**Source data:**
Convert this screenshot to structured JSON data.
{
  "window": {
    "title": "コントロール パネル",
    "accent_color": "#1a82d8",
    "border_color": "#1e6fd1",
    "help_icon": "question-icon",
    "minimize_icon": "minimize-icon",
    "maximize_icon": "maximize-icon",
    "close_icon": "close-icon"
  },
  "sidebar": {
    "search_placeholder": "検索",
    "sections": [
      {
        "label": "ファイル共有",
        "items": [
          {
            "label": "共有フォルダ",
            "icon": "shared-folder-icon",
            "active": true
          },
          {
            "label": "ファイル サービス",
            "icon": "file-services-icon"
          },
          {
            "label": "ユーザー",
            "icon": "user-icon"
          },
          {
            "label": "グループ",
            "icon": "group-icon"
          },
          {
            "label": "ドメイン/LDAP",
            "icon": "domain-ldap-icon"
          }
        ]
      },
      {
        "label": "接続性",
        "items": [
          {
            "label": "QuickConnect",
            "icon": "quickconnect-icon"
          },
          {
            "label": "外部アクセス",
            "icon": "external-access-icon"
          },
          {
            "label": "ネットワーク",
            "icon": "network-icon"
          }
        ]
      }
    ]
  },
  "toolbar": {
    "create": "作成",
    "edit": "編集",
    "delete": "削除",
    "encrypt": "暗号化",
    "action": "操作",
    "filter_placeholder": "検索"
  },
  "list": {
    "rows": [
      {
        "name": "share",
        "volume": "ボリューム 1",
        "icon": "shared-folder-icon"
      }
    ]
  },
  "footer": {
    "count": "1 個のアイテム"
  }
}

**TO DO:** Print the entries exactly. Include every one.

**ANSWER FOR THE TASK:**
Convert this screenshot to structured JSON data.
{
  "window": {
    "title": "コントロール パネル",
    "accent_color": "#1a82d8",
    "border_color": "#1e6fd1",
    "help_icon": "question-icon",
    "minimize_icon": "minimize-icon",
    "maximize_icon": "maximize-icon",
    "close_icon": "close-icon"
  },
  "sidebar": {
    "search_placeholder": "検索",
    "sections": [
      {
        "label": "ファイル共有",
        "items": [
          {
            "label": "共有フォルダ",
            "icon": "shared-folder-icon",
            "active": true
          },
          {
            "label": "ファイル サービス",
            "icon": "file-services-icon"
          },
          {
            "label": "ユーザー",
            "icon": "user-icon"
          },
          {
            "label": "グループ",
            "icon": "group-icon"
          },
          {
            "label": "ドメイン/LDAP",
            "icon": "domain-ldap-icon"
          }
        ]
      },
      {
        "label": "接続性",
        "items": [
          {
            "label": "QuickConnect",
            "icon": "quickconnect-icon"
          },
          {
            "label": "外部アクセス",
            "icon": "external-access-icon"
          },
          {
            "label": "ネットワーク",
            "icon": "network-icon"
          }
        ]
      }
    ]
  },
  "toolbar": {
    "create": "作成",
    "edit": "編集",
    "delete": "削除",
    "encrypt": "暗号化",
    "action": "操作",
    "filter_placeholder": "検索"
  },
  "list": {
    "rows": [
      {
        "name": "share",
        "volume": "ボリューム 1",
        "icon": "shared-folder-icon"
      }
    ]
  },
  "footer": {
    "count": "1 個のアイテム"
  }
}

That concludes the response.